==== Raw data ====

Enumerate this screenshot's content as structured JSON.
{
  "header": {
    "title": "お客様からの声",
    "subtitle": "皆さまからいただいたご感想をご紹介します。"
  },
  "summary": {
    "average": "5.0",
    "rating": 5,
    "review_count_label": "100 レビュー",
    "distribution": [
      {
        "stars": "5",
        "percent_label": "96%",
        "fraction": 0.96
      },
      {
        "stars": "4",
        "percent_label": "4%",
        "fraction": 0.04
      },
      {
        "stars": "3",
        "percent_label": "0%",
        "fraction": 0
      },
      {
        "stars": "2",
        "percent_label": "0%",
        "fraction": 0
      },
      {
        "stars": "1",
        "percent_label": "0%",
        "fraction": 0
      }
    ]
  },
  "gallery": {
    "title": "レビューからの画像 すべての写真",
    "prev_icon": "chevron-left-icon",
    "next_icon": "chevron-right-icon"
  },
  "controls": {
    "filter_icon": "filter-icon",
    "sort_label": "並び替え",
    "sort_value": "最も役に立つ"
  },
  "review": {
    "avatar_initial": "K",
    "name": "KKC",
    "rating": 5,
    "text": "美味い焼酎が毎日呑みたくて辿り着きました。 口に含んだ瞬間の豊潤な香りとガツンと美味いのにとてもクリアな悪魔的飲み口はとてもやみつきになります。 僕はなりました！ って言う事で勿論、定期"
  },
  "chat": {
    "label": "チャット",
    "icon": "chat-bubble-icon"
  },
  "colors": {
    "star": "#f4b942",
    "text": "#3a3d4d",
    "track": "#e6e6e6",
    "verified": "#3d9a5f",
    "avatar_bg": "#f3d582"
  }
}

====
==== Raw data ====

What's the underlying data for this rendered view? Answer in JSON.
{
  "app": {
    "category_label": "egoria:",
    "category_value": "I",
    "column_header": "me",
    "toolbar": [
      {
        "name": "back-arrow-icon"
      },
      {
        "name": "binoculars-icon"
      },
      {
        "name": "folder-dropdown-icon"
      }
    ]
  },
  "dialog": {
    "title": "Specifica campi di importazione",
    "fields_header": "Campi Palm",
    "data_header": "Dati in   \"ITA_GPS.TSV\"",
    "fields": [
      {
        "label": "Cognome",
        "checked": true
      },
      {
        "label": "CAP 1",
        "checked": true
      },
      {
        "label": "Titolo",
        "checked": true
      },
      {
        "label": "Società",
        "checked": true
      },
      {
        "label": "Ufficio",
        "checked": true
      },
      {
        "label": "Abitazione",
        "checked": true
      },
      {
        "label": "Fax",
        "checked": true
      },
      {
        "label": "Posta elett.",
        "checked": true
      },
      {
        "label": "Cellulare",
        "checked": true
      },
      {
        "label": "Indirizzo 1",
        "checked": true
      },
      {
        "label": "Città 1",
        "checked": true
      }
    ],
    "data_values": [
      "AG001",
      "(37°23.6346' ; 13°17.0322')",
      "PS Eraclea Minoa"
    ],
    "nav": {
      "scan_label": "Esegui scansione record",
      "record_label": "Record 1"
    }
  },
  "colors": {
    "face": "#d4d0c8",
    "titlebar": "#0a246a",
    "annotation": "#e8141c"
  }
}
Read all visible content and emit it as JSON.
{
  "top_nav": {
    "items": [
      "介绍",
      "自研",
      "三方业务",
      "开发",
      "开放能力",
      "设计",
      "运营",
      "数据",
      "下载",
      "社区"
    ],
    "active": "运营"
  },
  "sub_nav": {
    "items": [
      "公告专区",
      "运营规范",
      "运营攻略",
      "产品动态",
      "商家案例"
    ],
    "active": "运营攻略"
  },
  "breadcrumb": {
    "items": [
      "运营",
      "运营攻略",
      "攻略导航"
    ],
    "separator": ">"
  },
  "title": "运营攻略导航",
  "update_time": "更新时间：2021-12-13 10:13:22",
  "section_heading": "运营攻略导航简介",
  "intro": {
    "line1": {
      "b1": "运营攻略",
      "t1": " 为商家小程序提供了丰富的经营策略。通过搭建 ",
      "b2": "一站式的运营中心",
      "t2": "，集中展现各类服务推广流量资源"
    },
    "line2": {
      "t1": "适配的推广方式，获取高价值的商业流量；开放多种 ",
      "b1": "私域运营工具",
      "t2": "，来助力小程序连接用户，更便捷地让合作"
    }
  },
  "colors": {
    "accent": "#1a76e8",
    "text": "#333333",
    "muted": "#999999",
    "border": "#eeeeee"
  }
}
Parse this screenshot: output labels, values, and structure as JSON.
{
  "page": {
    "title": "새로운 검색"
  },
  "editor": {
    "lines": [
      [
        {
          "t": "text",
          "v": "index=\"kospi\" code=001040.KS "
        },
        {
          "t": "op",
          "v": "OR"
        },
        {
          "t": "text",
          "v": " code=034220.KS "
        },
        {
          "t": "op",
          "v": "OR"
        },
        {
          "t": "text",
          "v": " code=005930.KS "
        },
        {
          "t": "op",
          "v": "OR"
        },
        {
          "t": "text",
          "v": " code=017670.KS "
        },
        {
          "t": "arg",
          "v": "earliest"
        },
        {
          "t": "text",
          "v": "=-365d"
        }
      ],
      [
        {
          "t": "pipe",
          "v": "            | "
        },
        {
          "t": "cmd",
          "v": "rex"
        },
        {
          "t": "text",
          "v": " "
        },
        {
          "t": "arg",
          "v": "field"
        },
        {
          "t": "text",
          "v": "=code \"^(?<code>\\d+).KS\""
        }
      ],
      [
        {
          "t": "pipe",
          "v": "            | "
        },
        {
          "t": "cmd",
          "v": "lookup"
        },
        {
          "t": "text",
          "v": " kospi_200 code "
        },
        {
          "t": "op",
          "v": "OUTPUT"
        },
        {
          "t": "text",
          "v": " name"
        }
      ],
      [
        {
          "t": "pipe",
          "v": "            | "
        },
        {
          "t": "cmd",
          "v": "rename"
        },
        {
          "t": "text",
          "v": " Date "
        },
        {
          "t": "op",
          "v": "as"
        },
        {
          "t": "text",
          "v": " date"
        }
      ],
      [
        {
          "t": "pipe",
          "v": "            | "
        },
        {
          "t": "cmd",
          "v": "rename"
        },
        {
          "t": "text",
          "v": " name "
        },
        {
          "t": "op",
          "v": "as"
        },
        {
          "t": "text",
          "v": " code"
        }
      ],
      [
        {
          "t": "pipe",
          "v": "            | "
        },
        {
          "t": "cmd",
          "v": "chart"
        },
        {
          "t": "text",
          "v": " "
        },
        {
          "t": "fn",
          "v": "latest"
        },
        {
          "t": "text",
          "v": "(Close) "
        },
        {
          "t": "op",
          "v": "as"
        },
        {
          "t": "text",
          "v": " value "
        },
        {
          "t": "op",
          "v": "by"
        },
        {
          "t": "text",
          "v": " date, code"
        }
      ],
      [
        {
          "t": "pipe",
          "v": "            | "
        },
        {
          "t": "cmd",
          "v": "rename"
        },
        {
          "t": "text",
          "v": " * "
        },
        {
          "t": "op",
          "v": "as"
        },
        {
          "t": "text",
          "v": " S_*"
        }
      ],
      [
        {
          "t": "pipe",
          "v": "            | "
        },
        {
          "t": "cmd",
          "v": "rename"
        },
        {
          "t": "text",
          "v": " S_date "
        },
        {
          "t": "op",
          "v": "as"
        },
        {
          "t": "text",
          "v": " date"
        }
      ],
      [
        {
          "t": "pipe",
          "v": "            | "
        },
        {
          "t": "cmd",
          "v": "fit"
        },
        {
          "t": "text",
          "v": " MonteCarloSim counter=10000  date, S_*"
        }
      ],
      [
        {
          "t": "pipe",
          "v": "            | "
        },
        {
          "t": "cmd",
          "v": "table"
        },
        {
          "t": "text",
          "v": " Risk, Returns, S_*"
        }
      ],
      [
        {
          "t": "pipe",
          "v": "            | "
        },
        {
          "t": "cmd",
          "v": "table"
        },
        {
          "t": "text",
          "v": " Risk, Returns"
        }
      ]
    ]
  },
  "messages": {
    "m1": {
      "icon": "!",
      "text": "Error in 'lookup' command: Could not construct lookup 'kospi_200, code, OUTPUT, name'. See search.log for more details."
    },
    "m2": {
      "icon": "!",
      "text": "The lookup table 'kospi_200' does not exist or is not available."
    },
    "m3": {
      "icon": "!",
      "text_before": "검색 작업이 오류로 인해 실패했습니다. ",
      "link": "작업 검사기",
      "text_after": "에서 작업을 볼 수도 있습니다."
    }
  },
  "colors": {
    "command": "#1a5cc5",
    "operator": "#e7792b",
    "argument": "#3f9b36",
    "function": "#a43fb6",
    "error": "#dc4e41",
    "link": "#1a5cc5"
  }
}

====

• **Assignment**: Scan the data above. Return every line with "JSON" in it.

• **Your response**:
Enumerate this screenshot's content as structured JSON.
What's the underlying data for this rendered view? Answer in JSON.
Read all visible content and emit it as JSON.
Parse this screenshot: output labels, values, and structure as JSON.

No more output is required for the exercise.